Nothing but an exact copy of the records below counts as the answer.

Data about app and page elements
★ ★ ★ ★ ★

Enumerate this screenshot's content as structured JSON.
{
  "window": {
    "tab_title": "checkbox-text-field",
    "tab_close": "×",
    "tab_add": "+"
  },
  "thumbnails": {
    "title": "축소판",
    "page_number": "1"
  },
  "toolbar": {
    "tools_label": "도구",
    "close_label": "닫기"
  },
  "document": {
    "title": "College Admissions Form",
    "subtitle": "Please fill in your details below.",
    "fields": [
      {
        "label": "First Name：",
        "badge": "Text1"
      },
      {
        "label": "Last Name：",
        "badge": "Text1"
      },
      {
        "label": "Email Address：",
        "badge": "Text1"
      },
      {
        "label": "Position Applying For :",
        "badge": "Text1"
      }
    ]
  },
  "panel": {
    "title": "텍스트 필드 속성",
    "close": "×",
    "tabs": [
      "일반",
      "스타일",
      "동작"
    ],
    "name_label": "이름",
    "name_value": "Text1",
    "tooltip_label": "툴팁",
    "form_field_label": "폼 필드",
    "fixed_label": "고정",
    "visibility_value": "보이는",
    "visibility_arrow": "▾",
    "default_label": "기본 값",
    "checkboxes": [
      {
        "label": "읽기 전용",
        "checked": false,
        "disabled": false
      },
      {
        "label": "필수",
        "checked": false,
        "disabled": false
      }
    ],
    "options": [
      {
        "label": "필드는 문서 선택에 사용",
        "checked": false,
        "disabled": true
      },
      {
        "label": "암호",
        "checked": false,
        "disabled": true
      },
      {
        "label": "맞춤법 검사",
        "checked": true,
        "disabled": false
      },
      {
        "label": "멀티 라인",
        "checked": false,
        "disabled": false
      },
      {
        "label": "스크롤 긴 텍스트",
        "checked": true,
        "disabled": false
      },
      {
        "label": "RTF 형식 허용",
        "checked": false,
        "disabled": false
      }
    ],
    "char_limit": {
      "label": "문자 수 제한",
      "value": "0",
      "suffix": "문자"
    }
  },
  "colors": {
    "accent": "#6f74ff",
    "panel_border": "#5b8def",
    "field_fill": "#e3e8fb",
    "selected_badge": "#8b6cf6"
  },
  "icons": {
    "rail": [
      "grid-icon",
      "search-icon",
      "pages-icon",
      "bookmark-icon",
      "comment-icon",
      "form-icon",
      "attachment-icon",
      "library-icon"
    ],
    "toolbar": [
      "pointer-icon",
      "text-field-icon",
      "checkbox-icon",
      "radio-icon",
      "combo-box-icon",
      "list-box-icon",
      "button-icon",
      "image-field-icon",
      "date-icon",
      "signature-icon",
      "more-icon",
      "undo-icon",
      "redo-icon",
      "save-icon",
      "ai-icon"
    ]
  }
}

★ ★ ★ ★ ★

RESULT FOR THIS TASK:
Enumerate this screenshot's content as structured JSON.
{
  "window": {
    "tab_title": "checkbox-text-field",
    "tab_close": "×",
    "tab_add": "+"
  },
  "thumbnails": {
    "title": "축소판",
    "page_number": "1"
  },
  "toolbar": {
    "tools_label": "도구",
    "close_label": "닫기"
  },
  "document": {
    "title": "College Admissions Form",
    "subtitle": "Please fill in your details below.",
    "fields": [
      {
        "label": "First Name：",
        "badge": "Text1"
      },
      {
        "label": "Last Name：",
        "badge": "Text1"
      },
      {
        "label": "Email Address：",
        "badge": "Text1"
      },
      {
        "label": "Position Applying For :",
        "badge": "Text1"
      }
    ]
  },
  "panel": {
    "title": "텍스트 필드 속성",
    "close": "×",
    "tabs": [
      "일반",
      "스타일",
      "동작"
    ],
    "name_label": "이름",
    "name_value": "Text1",
    "tooltip_label": "툴팁",
    "form_field_label": "폼 필드",
    "fixed_label": "고정",
    "visibility_value": "보이는",
    "visibility_arrow": "▾",
    "default_label": "기본 값",
    "checkboxes": [
      {
        "label": "읽기 전용",
        "checked": false,
        "disabled": false
      },
      {
        "label": "필수",
        "checked": false,
        "disabled": false
      }
    ],
    "options": [
      {
        "label": "필드는 문서 선택에 사용",
        "checked": false,
        "disabled": true
      },
      {
        "label": "암호",
        "checked": false,
        "disabled": true
      },
      {
        "label": "맞춤법 검사",
        "checked": true,
        "disabled": false
      },
      {
        "label": "멀티 라인",
        "checked": false,
        "disabled": false
      },
      {
        "label": "스크롤 긴 텍스트",
        "checked": true,
        "disabled": false
      },
      {
        "label": "RTF 형식 허용",
        "checked": false,
        "disabled": false
      }
    ],
    "char_limit": {
      "label": "문자 수 제한",
      "value": "0",
      "suffix": "문자"
    }
  },
  "colors": {
    "accent": "#6f74ff",
    "panel_border": "#5b8def",
    "field_fill": "#e3e8fb",
    "selected_badge": "#8b6cf6"
  },
  "icons": {
    "rail": [
      "grid-icon",
      "search-icon",
      "pages-icon",
      "bookmark-icon",
      "comment-icon",
      "form-icon",
      "attachment-icon",
      "library-icon"
    ],
    "toolbar": [
      "pointer-icon",
      "text-field-icon",
      "checkbox-icon",
      "radio-icon",
      "combo-box-icon",
      "list-box-icon",
      "button-icon",
      "image-field-icon",
      "date-icon",
      "signature-icon",
      "more-icon",
      "undo-icon",
      "redo-icon",
      "save-icon",
      "ai-icon"
    ]
  }
}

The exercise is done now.